When people visit a website, they focus on the assortment or specific product in order to make a purchasing decision. You shouldn’t distract them to get a few cents when you have the opportunity to make more serious profit from the sale of the main product.

Plus, placing banners and pop-ups makes your site slower, resulting in bounces and lost revenue.

Center your homepage on a specific buyer’s action

The home screen is the area of ​​your site that is visible to the user before scrolling. It is desirable to have information on only one thing on it. Focus on getting the client to discover what they are looking for as quickly as possible.

It is especially important if you attract paid traffic (for example, contextual advertising), it is important that the client, having clicked on the advertisement, gets to the page with a specific product, and not to the category as a whole.

If your homepage looks simple, users will do what you want. If the site is cluttered with all sorts of information, then people will wonder what they should do, they will have to look around a little, delve into it, figure it out … If you are lucky, they will find what they were looking for and make a purchase.

If not, they will get upset and go to another site where they can find the product they need and buy it there.

Pictures speak more than words

Our brains process images much faster than text. When your site uses photos effectively, users stay in your store for a longer period of time. This is also a fact.

Plus, the images are versatile.

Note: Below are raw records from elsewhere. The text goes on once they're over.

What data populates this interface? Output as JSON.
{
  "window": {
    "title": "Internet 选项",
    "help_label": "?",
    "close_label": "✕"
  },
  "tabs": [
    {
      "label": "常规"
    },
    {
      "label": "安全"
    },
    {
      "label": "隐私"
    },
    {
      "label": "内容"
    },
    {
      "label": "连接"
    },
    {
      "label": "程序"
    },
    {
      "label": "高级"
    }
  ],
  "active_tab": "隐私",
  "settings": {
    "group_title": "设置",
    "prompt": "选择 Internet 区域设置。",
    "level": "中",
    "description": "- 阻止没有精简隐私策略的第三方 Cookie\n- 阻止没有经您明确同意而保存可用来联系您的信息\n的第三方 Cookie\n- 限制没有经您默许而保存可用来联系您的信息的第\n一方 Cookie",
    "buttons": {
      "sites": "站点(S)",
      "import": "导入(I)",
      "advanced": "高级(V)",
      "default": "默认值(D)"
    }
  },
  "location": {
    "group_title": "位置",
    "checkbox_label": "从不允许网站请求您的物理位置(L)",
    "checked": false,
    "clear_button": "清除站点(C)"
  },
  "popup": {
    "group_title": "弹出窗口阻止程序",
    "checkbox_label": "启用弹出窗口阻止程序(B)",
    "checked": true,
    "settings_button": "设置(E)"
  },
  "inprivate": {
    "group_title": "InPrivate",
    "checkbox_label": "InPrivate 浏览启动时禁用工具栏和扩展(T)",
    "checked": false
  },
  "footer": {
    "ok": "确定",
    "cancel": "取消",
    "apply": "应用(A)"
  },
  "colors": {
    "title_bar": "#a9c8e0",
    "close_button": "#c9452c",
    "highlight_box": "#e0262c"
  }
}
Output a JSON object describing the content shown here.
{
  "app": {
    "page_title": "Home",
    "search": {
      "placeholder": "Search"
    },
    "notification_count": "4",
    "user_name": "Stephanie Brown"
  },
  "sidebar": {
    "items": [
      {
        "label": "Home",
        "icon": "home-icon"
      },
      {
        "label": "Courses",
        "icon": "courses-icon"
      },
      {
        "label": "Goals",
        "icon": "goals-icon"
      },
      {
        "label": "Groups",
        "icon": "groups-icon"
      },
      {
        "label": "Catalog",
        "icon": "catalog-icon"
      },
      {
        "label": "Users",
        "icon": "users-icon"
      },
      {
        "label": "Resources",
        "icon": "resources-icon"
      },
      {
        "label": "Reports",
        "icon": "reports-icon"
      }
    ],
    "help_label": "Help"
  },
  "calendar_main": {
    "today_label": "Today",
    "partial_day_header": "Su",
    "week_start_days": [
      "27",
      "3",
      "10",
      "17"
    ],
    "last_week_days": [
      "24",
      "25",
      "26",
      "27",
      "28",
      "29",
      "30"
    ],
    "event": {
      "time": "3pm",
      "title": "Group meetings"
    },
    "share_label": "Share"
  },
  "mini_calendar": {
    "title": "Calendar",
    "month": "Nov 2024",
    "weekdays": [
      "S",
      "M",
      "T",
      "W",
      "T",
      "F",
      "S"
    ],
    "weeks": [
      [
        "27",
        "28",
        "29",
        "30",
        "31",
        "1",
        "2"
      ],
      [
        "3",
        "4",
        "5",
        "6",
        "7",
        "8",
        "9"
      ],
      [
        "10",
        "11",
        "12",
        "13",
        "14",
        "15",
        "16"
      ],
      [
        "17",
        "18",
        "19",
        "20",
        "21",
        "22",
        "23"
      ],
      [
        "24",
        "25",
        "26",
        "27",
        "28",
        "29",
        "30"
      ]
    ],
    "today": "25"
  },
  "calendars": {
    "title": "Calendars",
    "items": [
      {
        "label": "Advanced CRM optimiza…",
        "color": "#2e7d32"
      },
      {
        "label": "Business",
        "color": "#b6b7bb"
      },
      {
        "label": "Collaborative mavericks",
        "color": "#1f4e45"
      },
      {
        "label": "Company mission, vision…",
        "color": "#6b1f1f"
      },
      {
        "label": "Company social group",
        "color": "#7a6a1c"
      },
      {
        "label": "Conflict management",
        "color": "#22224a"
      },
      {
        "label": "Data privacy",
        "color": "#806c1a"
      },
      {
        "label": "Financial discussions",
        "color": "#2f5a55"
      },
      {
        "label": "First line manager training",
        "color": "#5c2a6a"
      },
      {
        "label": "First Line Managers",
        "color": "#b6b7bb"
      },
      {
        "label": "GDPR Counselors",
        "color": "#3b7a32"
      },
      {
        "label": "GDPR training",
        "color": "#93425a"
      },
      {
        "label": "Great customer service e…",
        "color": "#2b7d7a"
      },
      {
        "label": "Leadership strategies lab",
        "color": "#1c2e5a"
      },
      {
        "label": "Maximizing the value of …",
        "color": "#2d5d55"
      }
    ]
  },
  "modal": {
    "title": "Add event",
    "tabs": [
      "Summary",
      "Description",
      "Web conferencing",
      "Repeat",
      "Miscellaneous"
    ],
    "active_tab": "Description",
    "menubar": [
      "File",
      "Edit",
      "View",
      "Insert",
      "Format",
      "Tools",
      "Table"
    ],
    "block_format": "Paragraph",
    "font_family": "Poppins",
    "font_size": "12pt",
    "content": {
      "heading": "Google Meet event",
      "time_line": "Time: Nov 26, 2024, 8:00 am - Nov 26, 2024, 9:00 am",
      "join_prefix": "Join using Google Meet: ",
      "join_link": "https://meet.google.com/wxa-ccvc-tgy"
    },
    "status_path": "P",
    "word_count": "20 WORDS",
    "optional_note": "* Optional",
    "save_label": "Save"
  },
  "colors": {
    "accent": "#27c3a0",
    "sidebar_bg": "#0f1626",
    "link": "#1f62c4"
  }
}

Even if a person does not speak the language, but is looking for a certain product, good pictures will help him make a purchase.

Seven is your lucky number

Our short-term memory can store and remember only seven elements. If you suggest more to users, keep in mind you are upsetting them. The more options you give a person, the more likely you are to create indecision in the customer.

Large selection makes people reluctant to buy as they seek confirmation of their decision. Give customers too many options and they won’t buy anything at all.

Drop-dead weight

Monitoring your site’s analytics can help you determine which buttons are being used and which ones are just taking up space. If you find links that are not used by visitors, just get rid of them. Why keep things that no one else uses?

The same goes for goods. If a product hangs on the home screen from day to day and is not sold, then you should get rid of it in order to give a chance to sell something else.

Think of screen space like display cases and shelves in a store. It is a well-known move of marketers to display more expensive or more popular goods at the level of the eyes of buyers. The same method applies to online stores.

These are just a few of the ways you can simplify your online store to drive sales.

The key takeaway is that the more complex your ecommerce site is, the less conversion you will see.